» YOUR OBJECTIVE:
Please return every line of the records that contains the word "KERNELBASE".

» EXTRACTED DATA:
=== Section Start ===

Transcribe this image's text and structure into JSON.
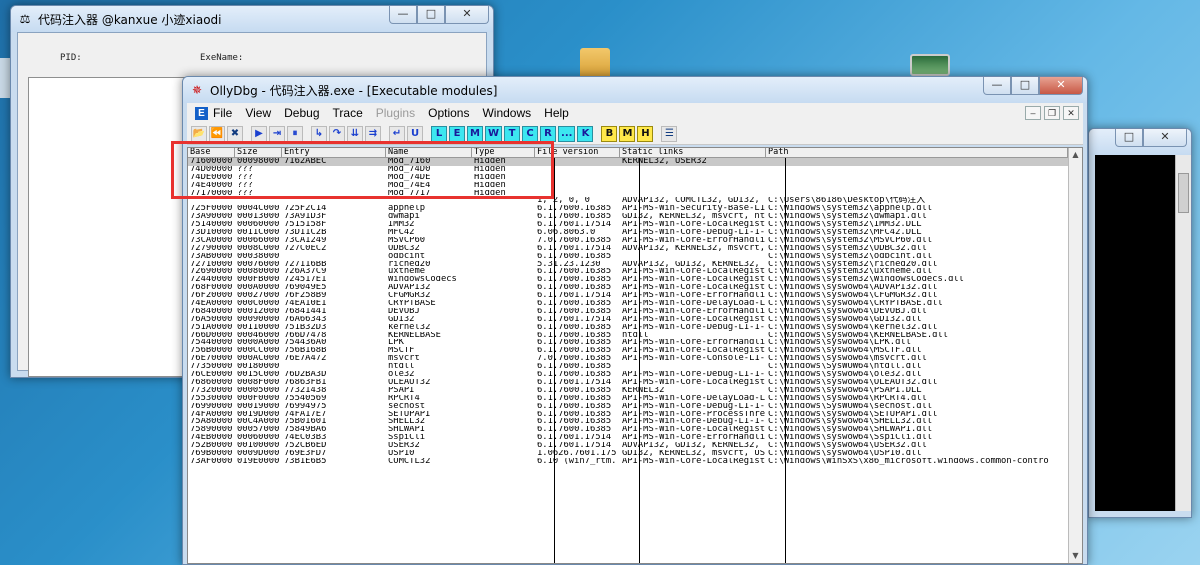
{
  "injector": {
    "title": "代码注入器 @kanxue 小迹xiaodi",
    "pid_label": "PID:",
    "exename_label": "ExeName:"
  },
  "olly": {
    "title": "OllyDbg - 代码注入器.exe - [Executable modules]",
    "menu": [
      {
        "label": "File",
        "enabled": true
      },
      {
        "label": "View",
        "enabled": true
      },
      {
        "label": "Debug",
        "enabled": true
      },
      {
        "label": "Trace",
        "enabled": true
      },
      {
        "label": "Plugins",
        "enabled": false
      },
      {
        "label": "Options",
        "enabled": true
      },
      {
        "label": "Windows",
        "enabled": true
      },
      {
        "label": "Help",
        "enabled": true
      }
    ],
    "toolbar_letters": [
      "L",
      "E",
      "M",
      "W",
      "T",
      "C",
      "R",
      "...",
      "K"
    ],
    "toolbar_letters2": [
      "B",
      "M",
      "H"
    ],
    "columns": [
      "Base",
      "Size",
      "Entry",
      "Name",
      "Type",
      "File version",
      "Static links",
      "Path"
    ],
    "rows": [
      [
        "71600000",
        "00098000",
        "7162ABEC",
        "Mod_7160",
        "Hidden",
        "",
        "KERNEL32, USER32",
        ""
      ],
      [
        "74D00000",
        "???",
        "",
        "Mod_74D0",
        "Hidden",
        "",
        "",
        ""
      ],
      [
        "74DE0000",
        "???",
        "",
        "Mod_74DE",
        "Hidden",
        "",
        "",
        ""
      ],
      [
        "74E40000",
        "???",
        "",
        "Mod_74E4",
        "Hidden",
        "",
        "",
        ""
      ],
      [
        "77170000",
        "???",
        "",
        "Mod_7717",
        "Hidden",
        "",
        "",
        ""
      ],
      [
        "",
        "",
        "",
        "",
        "",
        "1, 2, 0, 0",
        "ADVAPI32, COMCTL32, GDI32,",
        "C:\\Users\\86186\\Desktop\\代码注入"
      ],
      [
        "725F0000",
        "0004C000",
        "725F2C14",
        "apphelp",
        "",
        "6.1.7600.16385",
        "API-MS-Win-Security-Base-L1",
        "C:\\Windows\\system32\\apphelp.dll"
      ],
      [
        "73A90000",
        "00013000",
        "73A91D3F",
        "dwmapi",
        "",
        "6.1.7600.16385",
        "GDI32, KERNEL32, msvcrt, nt",
        "C:\\Windows\\system32\\dwmapi.dll"
      ],
      [
        "75140000",
        "00060000",
        "7515158F",
        "IMM32",
        "",
        "6.1.7601.17514",
        "API-MS-Win-Core-LocalRegist",
        "C:\\Windows\\system32\\IMM32.DLL"
      ],
      [
        "73D10000",
        "0011C000",
        "73D11C2B",
        "MFC42",
        "",
        "6.06.8063.0",
        "API-MS-Win-Core-Debug-L1-1-",
        "C:\\Windows\\system32\\MFC42.DLL"
      ],
      [
        "73CA0000",
        "00066000",
        "73CA1249",
        "MSVCP60",
        "",
        "7.0.7600.16385",
        "API-MS-Win-Core-ErrorHandli",
        "C:\\Windows\\system32\\MSVCP60.dll"
      ],
      [
        "72790000",
        "0008C000",
        "727C0EC2",
        "ODBC32",
        "",
        "6.1.7601.17514",
        "ADVAPI32, KERNEL32, msvcrt,",
        "C:\\Windows\\system32\\ODBC32.dll"
      ],
      [
        "73AB0000",
        "00038000",
        "",
        "odbcint",
        "",
        "6.1.7600.16385",
        "",
        "C:\\Windows\\system32\\odbcint.dll"
      ],
      [
        "72710000",
        "00076000",
        "727116BB",
        "riched20",
        "",
        "5.31.23.1230",
        "ADVAPI32, GDI32, KERNEL32,",
        "C:\\Windows\\system32\\riched20.dll"
      ],
      [
        "72690000",
        "00080000",
        "726A37C9",
        "uxtheme",
        "",
        "6.1.7600.16385",
        "API-MS-Win-Core-LocalRegist",
        "C:\\Windows\\system32\\uxtheme.dll"
      ],
      [
        "72440000",
        "000FB000",
        "724517E1",
        "WindowsCodecs",
        "",
        "6.1.7600.16385",
        "API-MS-Win-Core-LocalRegist",
        "C:\\Windows\\system32\\WindowsCodecs.dll"
      ],
      [
        "768F0000",
        "000A0000",
        "769049E5",
        "ADVAPI32",
        "",
        "6.1.7600.16385",
        "API-MS-Win-Core-LocalRegist",
        "C:\\Windows\\syswow64\\ADVAPI32.dll"
      ],
      [
        "76F20000",
        "00027000",
        "76F258B9",
        "CFGMGR32",
        "",
        "6.1.7601.17514",
        "API-MS-Win-Core-ErrorHandli",
        "C:\\Windows\\syswow64\\CFGMGR32.dll"
      ],
      [
        "74EA0000",
        "000C0000",
        "74EA10E1",
        "CRYPTBASE",
        "",
        "6.1.7600.16385",
        "API-MS-Win-Core-DelayLoad-L",
        "C:\\Windows\\syswow64\\CRYPTBASE.dll"
      ],
      [
        "76840000",
        "00012000",
        "76841441",
        "DEVOBJ",
        "",
        "6.1.7600.16385",
        "API-MS-Win-Core-ErrorHandli",
        "C:\\Windows\\syswow64\\DEVOBJ.dll"
      ],
      [
        "76A50000",
        "00090000",
        "76A66343",
        "GDI32",
        "",
        "6.1.7601.17514",
        "API-MS-Win-Core-LocalRegist",
        "C:\\Windows\\syswow64\\GDI32.dll"
      ],
      [
        "751A0000",
        "00110000",
        "751B32D3",
        "kernel32",
        "",
        "6.1.7600.16385",
        "API-MS-Win-Core-Debug-L1-1-",
        "C:\\Windows\\syswow64\\kernel32.dll"
      ],
      [
        "766D0000",
        "00046000",
        "766D7478",
        "KERNELBASE",
        "",
        "6.1.7600.16385",
        "ntdll",
        "C:\\Windows\\syswow64\\KERNELBASE.dll"
      ],
      [
        "75440000",
        "0000A000",
        "754436A0",
        "LPK",
        "",
        "6.1.7600.16385",
        "API-MS-Win-Core-ErrorHandli",
        "C:\\Windows\\syswow64\\LPK.dll"
      ],
      [
        "756B0000",
        "000CC000",
        "756B168B",
        "MSCTF",
        "",
        "6.1.7600.16385",
        "API-MS-Win-Core-LocalRegist",
        "C:\\Windows\\syswow64\\MSCTF.dll"
      ],
      [
        "76E70000",
        "000AC000",
        "76E7A472",
        "msvcrt",
        "",
        "7.0.7600.16385",
        "API-MS-Win-Core-Console-L1-",
        "C:\\Windows\\syswow64\\msvcrt.dll"
      ],
      [
        "77350000",
        "00180000",
        "",
        "ntdll",
        "",
        "6.1.7600.16385",
        "",
        "C:\\Windows\\SysWOW64\\ntdll.dll"
      ],
      [
        "76CE0000",
        "0015C000",
        "76D2BA3D",
        "ole32",
        "",
        "6.1.7600.16385",
        "API-MS-Win-Core-Debug-L1-1-",
        "C:\\Windows\\syswow64\\ole32.dll"
      ],
      [
        "76860000",
        "0008F000",
        "76863FB1",
        "OLEAUT32",
        "",
        "6.1.7601.17514",
        "API-MS-Win-Core-LocalRegist",
        "C:\\Windows\\syswow64\\OLEAUT32.dll"
      ],
      [
        "77320000",
        "00005000",
        "77321438",
        "PSAPI",
        "",
        "6.1.7600.16385",
        "KERNEL32",
        "C:\\Windows\\syswow64\\PSAPI.DLL"
      ],
      [
        "75530000",
        "000F0000",
        "75540569",
        "RPCRT4",
        "",
        "6.1.7600.16385",
        "API-MS-Win-Core-DelayLoad-L",
        "C:\\Windows\\syswow64\\RPCRT4.dll"
      ],
      [
        "76990000",
        "00019000",
        "76994975",
        "sechost",
        "",
        "6.1.7600.16385",
        "API-MS-Win-Core-Debug-L1-1-",
        "C:\\Windows\\SysWOW64\\sechost.dll"
      ],
      [
        "74FA0000",
        "0019D000",
        "74FA17E7",
        "SETUPAPI",
        "",
        "6.1.7600.16385",
        "API-MS-Win-Core-ProcessThre",
        "C:\\Windows\\syswow64\\SETUPAPI.dll"
      ],
      [
        "75A80000",
        "00C4A000",
        "75B01601",
        "SHELL32",
        "",
        "6.1.7600.16385",
        "API-MS-Win-Core-Debug-L1-1-",
        "C:\\Windows\\syswow64\\SHELL32.dll"
      ],
      [
        "75890000",
        "00057000",
        "75849BA6",
        "SHLWAPI",
        "",
        "6.1.7600.16385",
        "API-MS-Win-Core-LocalRegist",
        "C:\\Windows\\syswow64\\SHLWAPI.dll"
      ],
      [
        "74EB0000",
        "00060000",
        "74EC03B3",
        "SspiCli",
        "",
        "6.1.7601.17514",
        "API-MS-Win-Core-ErrorHandli",
        "C:\\Windows\\syswow64\\SspiCli.dll"
      ],
      [
        "752B0000",
        "00100000",
        "752CB6ED",
        "USER32",
        "",
        "6.1.7601.17514",
        "ADVAPI32, GDI32, KERNEL32,",
        "C:\\Windows\\syswow64\\USER32.dll"
      ],
      [
        "769B0000",
        "0009D000",
        "769E3FD7",
        "USP10",
        "",
        "1.0626.7601.175",
        "GDI32, KERNEL32, msvcrt, US",
        "C:\\Windows\\syswow64\\USP10.dll"
      ],
      [
        "73AF0000",
        "019E0000",
        "73B1E6B5",
        "COMCTL32",
        "",
        "6.10 (win7_rtm.",
        "API-MS-Win-Core-LocalRegist",
        "C:\\Windows\\WinSxS\\x86_microsoft.windows.common-contro"
      ]
    ]
  },
  "colors": {
    "highlight_box": "#e8322f",
    "selected_row": "#c8c8c8"
  }
}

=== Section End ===

» RESPONSE TO THE EXERCISE:
        "KERNELBASE",
        "C:\\Windows\\syswow64\\KERNELBASE.dll"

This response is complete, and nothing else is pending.